- Behold the man, born of woman, God from God, come from God. Behold his face, his billions of possibilities, which are our countless faces, the billions of our human possibilities.
- Behold the man, Light from Light, come from God, in the likeness of our sinful flesh. At the cross God broke the power of sin and pronounced sentence on it (Rom 8:3).
- Behold the man, true God from true God, come from God to make peace. “For our sake, (God) made him who knew no sin to be sin, so that in him we might become the righteousness of God” (2 Cor 5:21).
It is in the crucifixion that God dealt decisively with evil. We must then look cruelty, injury, injustice, violence straight in the eye. We must never dismiss these harsh realities or brush them aside, as what was “meant to be” or “the will of God”.
In the gospel passage for the Mass of La Salette, we see that, beside the cross of Jesus stood his mother (John 19:25). Her tears at La Salette remind us that we Christians are called, as was Christ’s Mother herself, to face pain and suffering, and to view them as tragedies that befall God as well as ourselves. God ultimately bears the vengeance of God. God truly pays the price!
The dazzling light of resurrection enfolding Mary’s entire person at La Salette reminds us that it is not by the brutality, the cruelty, the pain and the suffering Christ endured that we were reconciled, but by the loving, unflinching trust in the Father with which he endured his passion. By his firm, unwavering resolve to break the spiral of violence once for all, we have been made children of God.
For us and for our salvation, Mary opened for God’s Word the way into our sinful flesh by bearing God’s Son. Her divine motherhood belongs to that utterly decisive event in which the reconciling and peacemaking Word came into our sinful flesh, and thus, inevitably, into his death and, by the grace of God, into his – and our – resurrection.

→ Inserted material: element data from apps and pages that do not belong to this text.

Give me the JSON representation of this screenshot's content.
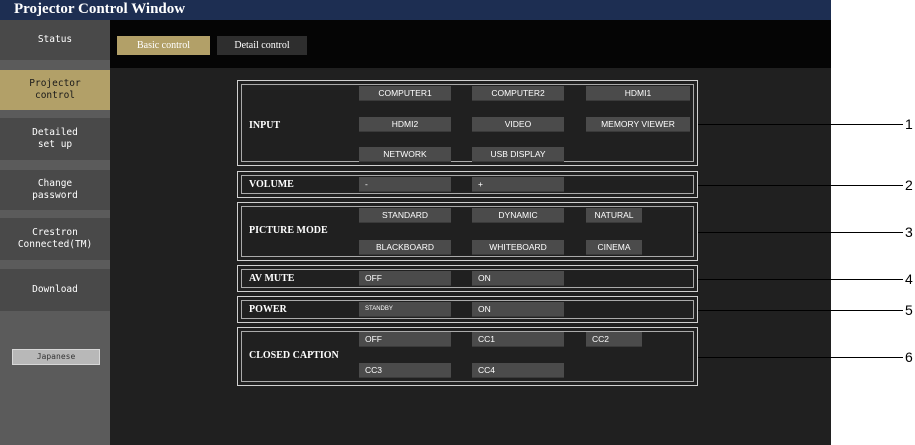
{
  "window": {
    "title": "Projector Control Window"
  },
  "sidebar": {
    "items": [
      {
        "label": "Status"
      },
      {
        "label": "Projector\ncontrol"
      },
      {
        "label": "Detailed\nset up"
      },
      {
        "label": "Change\npassword"
      },
      {
        "label": "Crestron\nConnected(TM)"
      },
      {
        "label": "Download"
      }
    ],
    "language_button": "Japanese",
    "active_item": "Projector control"
  },
  "tabs": [
    {
      "label": "Basic control",
      "active": true
    },
    {
      "label": "Detail control",
      "active": false
    }
  ],
  "panels": {
    "input": {
      "label": "INPUT",
      "buttons": [
        "COMPUTER1",
        "COMPUTER2",
        "HDMI1",
        "HDMI2",
        "VIDEO",
        "MEMORY VIEWER",
        "NETWORK",
        "USB DISPLAY"
      ]
    },
    "volume": {
      "label": "VOLUME",
      "buttons": [
        "-",
        "+"
      ]
    },
    "picture_mode": {
      "label": "PICTURE MODE",
      "buttons": [
        "STANDARD",
        "DYNAMIC",
        "NATURAL",
        "BLACKBOARD",
        "WHITEBOARD",
        "CINEMA"
      ]
    },
    "av_mute": {
      "label": "AV MUTE",
      "buttons": [
        "OFF",
        "ON"
      ]
    },
    "power": {
      "label": "POWER",
      "buttons": [
        "STANDBY",
        "ON"
      ]
    },
    "closed_caption": {
      "label": "CLOSED CAPTION",
      "buttons": [
        "OFF",
        "CC1",
        "CC2",
        "CC3",
        "CC4"
      ]
    }
  },
  "callouts": [
    "1",
    "2",
    "3",
    "4",
    "5",
    "6"
  ],
  "colors": {
    "title_bar": "#1d2e52",
    "active_accent": "#b2a068",
    "sidebar": "#494949",
    "content_bg": "#202020",
    "button": "#4b4b4b"
  }
}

We celebrate the gift of Mary’s Apparition at La Salette – a rainbow and reminder of God’s love. At the heart of the Marian mystery stands the divine will that joined together the lowly and obedient Handmaid of the Lord and the Suffering Servant of the same Lord.
The gift bestowed on Mary is one of loyal perseverance in one and the same role through a lifetime of circumstances and contingencies. She really did only one thing: she conceived her Son, she brought him forth, she gave him to the world, and then she served him — “with love beyond all telling” — in his person and in his work.
Everything else was simply the unfolding of this single theme of her marvelously graced, uniquely blessed life. In this she is a model for all Christ’s disciples.